Mother celebrated her 89th birthday a fortnight before Mother’s Day. Her little hands look a tad on the frail side now. Her eyes don’t see like they use to. Her legs are not as strong. Her ears don’t catch everything. Her hair is pure silver.
“My mind, son,” she can still grin, and does, about it “and the rest of me is not what it used to be!”
But, oh, let me tell you, there was a time…
Those hands were strong and supple. I’ve seen them roll out biscuit dough with practiced ease. I’ve seen ‘em turn that stubborn crank on an old wringer washer and force the buttons through. I’ve had them pull Leon, thankfully, off of me. I’ve felt the strength of them on my backside because I forgot to say “please” or “thank you.” I’ve witnessed the gentleness in them as they picked tiny shards of rocks out of a busted knee. I’ve seen one slip into an old Frank Bolling Spalding and the other grab a baseball when there was absolutely no one else to pitch with. I’ve seen them clap uncontrollably simple because me, Leon or David Mark was in the game. I had them gently rub my stomach ‘til the pain went away. And I can’t count the times I’ve seen them clasped in prayer over some need in the family (usually Leon), church (budget) or community (one of them Cunningham boys).
Let me tell you about those sparkling brown eyes! They could pick out the “just right” Christmas tree from 50 yards away. If you’d just done something “almost good” I’ve seen them glistening with pride. They could look at you and somehow know the way you were telling it might not be just exactly how it happened. They could get plumb down inside you at times. They were the first thing you noticed if you crossed the line. But my favorite part was, late in the evening, when everyone was about asleep, I’d crawl in bed beside her with my favorite Childcraft book. Through her eyes the world of Mother Goose, Peas Porridge Hot, Little Boy Blue, Humpty Dumpty and a myriad of wonderful stories jumped into my little head.
Folks, memories don’t come any better than those.
Let me tell you about the legs that shuffle along today. Me and Leon, David, Joe and Richard Gooch toped the little rise down past where George Sexton’s house would sit a few years later. This was the winter of 1954, maybe ’55. The last thing she said was, “Don’t you boys go near that frozen pond.” It was dangerous.
David was the lightest, so we sent him out to see if the ice would hold. It didn’t. He fell through and except for some quick thinking from Leon, we might have lost him. His pants were frozen to him and his lips were a solid blue by the time we covered the half mile back to the ridge.
It was a good 100 yards on a gentle slope from the house to the little rise we were helping David up. We were not even fully up the hill when I saw the back door fly open. I don’t know ‘til this day how she knew we had problems. Shoot, we came back home that way nearly every day. Mother leaped off the back porch and sprinted down to us. I’m telling you, Jesse Owens couldn’t have caught her. She swooped David up in her arms and sprinted back to the house. She soaked and rubbed David’s legs for hours. She poured hot chocolate down him. I never once saw her tend to the snow still clinging to her own bare feet.

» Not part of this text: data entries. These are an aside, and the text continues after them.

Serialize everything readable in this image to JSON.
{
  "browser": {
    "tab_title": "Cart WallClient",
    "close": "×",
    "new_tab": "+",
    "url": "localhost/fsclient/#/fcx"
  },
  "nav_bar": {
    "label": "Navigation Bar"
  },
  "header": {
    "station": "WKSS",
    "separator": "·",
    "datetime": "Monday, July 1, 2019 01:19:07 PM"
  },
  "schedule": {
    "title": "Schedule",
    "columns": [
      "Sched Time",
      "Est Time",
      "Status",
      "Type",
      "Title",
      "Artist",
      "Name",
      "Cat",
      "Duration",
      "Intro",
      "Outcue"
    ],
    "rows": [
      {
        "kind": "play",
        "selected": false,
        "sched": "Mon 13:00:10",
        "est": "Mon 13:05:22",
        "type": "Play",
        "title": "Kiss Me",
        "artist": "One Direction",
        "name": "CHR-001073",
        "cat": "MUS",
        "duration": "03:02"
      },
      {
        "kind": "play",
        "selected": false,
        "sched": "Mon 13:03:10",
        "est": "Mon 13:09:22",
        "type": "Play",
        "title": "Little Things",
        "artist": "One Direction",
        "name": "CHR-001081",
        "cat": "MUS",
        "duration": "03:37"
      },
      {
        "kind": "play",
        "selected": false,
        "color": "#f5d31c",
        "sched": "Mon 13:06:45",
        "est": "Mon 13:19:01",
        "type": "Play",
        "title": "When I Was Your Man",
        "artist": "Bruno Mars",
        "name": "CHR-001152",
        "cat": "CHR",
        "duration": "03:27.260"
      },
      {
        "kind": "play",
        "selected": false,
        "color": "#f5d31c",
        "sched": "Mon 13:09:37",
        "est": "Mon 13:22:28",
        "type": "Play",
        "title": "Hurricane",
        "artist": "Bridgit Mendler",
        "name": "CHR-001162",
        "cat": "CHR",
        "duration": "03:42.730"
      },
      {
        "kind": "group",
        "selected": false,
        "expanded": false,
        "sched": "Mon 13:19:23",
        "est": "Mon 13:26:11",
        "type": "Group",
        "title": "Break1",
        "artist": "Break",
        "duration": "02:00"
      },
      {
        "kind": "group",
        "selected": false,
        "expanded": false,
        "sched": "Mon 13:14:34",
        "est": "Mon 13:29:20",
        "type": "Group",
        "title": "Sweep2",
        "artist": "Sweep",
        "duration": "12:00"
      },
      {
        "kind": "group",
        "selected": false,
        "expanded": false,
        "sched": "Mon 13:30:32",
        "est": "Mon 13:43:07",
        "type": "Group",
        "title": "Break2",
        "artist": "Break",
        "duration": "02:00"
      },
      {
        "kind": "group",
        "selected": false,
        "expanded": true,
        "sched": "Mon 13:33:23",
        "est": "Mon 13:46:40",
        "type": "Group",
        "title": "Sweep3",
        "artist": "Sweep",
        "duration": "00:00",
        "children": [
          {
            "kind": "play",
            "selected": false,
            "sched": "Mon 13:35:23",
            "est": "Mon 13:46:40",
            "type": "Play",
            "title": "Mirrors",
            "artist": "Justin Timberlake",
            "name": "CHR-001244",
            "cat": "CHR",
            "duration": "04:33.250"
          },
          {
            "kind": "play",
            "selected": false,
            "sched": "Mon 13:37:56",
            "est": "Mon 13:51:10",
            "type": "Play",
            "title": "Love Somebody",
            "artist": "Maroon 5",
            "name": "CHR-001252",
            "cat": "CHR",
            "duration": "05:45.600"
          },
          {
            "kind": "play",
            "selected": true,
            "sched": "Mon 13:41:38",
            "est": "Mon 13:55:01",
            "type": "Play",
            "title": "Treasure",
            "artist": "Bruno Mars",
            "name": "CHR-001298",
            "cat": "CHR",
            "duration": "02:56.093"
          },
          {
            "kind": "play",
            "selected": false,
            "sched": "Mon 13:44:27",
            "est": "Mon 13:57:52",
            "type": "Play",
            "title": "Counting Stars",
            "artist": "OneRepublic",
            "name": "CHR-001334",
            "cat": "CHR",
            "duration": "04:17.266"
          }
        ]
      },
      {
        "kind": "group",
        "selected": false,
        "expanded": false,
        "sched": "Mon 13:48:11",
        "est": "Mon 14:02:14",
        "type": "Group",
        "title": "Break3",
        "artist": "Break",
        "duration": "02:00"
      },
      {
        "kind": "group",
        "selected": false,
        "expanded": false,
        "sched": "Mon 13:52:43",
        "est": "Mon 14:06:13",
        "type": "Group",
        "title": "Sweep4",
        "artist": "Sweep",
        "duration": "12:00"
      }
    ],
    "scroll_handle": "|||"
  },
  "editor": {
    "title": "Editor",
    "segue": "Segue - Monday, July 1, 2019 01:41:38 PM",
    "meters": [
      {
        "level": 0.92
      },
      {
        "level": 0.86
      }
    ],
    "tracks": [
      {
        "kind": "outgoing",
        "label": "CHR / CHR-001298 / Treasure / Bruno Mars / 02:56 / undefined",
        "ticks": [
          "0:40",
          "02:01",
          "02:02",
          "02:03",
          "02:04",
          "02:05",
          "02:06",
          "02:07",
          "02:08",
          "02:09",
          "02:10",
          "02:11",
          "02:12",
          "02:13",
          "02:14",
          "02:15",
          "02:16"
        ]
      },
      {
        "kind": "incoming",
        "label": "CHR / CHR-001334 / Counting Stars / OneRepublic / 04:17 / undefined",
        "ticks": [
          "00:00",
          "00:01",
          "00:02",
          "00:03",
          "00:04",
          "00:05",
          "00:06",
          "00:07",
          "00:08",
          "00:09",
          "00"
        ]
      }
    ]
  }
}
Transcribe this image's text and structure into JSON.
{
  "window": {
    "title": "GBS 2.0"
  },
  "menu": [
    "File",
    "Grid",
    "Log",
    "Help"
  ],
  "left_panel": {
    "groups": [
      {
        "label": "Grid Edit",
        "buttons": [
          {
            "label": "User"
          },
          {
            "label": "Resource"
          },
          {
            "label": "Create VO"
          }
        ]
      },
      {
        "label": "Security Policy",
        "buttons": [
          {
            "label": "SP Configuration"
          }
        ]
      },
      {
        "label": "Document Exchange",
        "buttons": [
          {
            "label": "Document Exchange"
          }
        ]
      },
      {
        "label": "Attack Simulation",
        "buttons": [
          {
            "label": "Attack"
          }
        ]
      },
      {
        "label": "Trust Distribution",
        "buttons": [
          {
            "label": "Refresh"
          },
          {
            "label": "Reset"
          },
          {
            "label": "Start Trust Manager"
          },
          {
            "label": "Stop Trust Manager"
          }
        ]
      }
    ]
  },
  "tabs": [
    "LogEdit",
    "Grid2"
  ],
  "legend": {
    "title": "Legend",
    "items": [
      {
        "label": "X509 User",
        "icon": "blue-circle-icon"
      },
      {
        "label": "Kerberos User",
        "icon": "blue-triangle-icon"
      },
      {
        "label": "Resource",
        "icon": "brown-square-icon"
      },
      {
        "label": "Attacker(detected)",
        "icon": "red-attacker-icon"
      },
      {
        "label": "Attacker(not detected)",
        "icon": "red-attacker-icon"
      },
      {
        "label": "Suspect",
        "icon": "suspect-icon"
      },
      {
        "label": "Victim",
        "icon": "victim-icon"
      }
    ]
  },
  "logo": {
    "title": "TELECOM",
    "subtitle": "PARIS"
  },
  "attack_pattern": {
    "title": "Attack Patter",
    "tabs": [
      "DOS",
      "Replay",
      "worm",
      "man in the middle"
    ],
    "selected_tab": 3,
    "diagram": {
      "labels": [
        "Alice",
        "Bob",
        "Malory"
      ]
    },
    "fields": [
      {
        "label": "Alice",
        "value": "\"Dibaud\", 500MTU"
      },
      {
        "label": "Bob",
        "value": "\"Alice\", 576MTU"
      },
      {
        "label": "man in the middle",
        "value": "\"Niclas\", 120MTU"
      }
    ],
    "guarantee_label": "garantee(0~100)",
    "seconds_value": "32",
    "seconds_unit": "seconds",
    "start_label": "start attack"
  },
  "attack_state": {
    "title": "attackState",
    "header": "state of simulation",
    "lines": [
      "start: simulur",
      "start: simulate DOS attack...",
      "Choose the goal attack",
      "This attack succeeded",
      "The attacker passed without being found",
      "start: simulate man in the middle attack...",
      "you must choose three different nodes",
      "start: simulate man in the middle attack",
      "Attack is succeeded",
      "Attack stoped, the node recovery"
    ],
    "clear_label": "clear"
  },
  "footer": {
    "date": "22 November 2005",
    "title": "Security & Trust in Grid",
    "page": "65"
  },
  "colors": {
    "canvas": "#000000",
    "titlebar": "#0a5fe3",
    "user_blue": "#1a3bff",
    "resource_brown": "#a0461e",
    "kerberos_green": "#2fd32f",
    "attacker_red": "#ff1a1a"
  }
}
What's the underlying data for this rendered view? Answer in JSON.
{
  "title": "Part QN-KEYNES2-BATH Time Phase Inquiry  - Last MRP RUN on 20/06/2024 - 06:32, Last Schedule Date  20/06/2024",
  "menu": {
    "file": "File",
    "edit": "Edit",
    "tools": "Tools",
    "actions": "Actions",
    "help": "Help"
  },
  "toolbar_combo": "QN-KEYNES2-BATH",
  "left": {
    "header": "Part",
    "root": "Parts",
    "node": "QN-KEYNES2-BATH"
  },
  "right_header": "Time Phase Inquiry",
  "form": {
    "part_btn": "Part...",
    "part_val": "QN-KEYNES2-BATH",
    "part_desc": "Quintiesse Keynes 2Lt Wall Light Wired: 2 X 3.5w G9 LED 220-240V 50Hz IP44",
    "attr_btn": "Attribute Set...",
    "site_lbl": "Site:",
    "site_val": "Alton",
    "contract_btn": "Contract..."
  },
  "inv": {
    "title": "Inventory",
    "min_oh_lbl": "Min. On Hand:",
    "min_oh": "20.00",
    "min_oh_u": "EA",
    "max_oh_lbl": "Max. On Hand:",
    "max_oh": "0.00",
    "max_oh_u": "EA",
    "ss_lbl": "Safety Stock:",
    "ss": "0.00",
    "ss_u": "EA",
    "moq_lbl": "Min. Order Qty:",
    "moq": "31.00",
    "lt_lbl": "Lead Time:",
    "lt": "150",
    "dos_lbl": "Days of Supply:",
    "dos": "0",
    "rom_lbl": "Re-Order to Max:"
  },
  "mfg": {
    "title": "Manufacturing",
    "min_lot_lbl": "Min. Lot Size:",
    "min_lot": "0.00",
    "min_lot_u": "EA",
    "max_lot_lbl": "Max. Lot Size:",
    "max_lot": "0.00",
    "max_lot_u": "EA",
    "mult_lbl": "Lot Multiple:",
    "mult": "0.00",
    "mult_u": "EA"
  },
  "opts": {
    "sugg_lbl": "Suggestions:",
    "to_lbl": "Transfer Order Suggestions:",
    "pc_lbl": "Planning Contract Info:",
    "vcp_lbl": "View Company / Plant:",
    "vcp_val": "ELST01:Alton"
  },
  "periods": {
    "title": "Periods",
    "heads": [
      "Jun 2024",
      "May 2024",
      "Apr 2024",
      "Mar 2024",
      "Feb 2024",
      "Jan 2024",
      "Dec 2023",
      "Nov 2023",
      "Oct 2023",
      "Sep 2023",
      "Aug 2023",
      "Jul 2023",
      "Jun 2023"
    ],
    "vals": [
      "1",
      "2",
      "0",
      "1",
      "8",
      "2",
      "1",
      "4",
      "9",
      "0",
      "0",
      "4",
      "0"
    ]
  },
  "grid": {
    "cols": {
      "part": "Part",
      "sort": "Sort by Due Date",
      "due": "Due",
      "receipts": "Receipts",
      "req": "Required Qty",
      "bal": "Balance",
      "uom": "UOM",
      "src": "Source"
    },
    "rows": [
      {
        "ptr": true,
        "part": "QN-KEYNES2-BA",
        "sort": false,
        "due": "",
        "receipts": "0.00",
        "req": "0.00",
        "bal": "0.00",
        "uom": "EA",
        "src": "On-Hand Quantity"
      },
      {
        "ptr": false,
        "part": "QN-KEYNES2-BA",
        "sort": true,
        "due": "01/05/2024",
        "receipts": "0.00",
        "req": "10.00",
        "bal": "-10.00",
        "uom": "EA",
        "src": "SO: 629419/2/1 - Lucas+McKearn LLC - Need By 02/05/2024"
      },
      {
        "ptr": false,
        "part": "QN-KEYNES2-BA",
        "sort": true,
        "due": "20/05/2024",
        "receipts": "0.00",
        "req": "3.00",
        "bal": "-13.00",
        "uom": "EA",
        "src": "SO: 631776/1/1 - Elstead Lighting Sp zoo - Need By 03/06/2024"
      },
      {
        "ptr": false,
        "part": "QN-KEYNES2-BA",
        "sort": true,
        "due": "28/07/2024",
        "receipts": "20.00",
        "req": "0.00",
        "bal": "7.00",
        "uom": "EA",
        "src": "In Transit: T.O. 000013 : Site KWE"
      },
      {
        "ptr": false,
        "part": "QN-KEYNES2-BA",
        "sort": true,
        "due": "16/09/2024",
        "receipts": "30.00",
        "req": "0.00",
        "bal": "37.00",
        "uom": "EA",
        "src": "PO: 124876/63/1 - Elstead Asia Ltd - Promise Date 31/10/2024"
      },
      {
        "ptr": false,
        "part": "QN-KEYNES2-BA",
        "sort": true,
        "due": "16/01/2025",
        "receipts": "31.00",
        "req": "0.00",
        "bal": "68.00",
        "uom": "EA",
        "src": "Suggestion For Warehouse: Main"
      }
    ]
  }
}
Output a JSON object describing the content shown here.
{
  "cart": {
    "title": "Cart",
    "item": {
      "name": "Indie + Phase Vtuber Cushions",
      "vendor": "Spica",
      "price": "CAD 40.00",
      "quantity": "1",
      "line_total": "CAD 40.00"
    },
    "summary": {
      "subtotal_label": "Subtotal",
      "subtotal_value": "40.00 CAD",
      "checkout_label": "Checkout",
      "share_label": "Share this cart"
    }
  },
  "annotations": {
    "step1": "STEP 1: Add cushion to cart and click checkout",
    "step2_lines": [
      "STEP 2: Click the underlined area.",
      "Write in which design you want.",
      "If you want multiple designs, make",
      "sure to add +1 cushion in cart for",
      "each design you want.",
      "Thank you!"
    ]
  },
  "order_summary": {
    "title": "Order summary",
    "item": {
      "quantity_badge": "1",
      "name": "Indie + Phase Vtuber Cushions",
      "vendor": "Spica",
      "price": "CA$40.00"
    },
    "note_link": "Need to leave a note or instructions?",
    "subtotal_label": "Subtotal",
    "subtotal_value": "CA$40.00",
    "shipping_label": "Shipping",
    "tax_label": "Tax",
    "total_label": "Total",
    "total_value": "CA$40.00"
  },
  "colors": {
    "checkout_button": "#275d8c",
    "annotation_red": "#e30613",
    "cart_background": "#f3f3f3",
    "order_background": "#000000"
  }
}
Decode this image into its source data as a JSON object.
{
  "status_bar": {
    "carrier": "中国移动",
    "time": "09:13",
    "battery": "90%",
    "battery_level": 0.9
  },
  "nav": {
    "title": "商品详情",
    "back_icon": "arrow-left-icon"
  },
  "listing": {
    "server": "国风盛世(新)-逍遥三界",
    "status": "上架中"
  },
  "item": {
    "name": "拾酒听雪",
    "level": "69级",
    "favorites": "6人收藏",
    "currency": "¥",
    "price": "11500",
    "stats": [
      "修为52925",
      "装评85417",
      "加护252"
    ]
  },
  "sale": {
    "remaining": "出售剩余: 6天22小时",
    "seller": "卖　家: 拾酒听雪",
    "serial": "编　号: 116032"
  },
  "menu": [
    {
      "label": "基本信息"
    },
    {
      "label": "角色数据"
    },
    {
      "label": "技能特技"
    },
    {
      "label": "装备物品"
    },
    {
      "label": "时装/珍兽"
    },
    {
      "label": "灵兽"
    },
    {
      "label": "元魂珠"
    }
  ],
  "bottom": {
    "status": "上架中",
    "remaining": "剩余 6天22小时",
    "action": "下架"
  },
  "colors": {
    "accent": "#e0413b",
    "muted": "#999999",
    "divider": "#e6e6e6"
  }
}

No matter how lightly I’d cry out with an aliment in the middle of the night Mom would be over me in a split second. She had super ears! If I whispered to David at supper that I’d get even with him before bedtime, she’d hear every word and thwart my plans. When I was a little late coming in from a date and tried to ease quietly in the back door she’d meet me coming down the hall, “Son, how was your date? Would you like something to eat?” You’d better come home straight and right, she’d hear you and get up; I don’t care how late it was!
Mother had the prettiest hair in church. When Brother Hatcher chased after those scriptural rabbits, we’d scope out the various hairdos. Mom won every time! It was soft, thick and dark. Funny thing, I don’t remember her especially caring for it, it just always fell right. Sometimes, as she read the adventures of the Bobsey Twins to me, I’d twist it through my fingers. There is comfort there that lasts a lifetime.
Mom was smarter than anybody in town. If you squeezed her just right she’d almost write your report for you. She was a walking encyclopedia on presidents, wars, the Great Depression, Houdini, the Scopes Trial, Ecclesiastes, hummingbirds, kite building, Shakespeare and clay modeling. She knew how to punch the hole just right so the air could get in and the lightening bugs couldn’t get out.
It doesn’t take an Einstein, then or now, to know that Leon, David and I got the luck of the draw.
You look closely today and you’ll see an older, tired, weaker lady with a slight stoop in her shoulders and a hesitation in her step. I don’t even notice. I see the greatest mother placed on earth this side of Ruth and Naomi, Lois and Unice...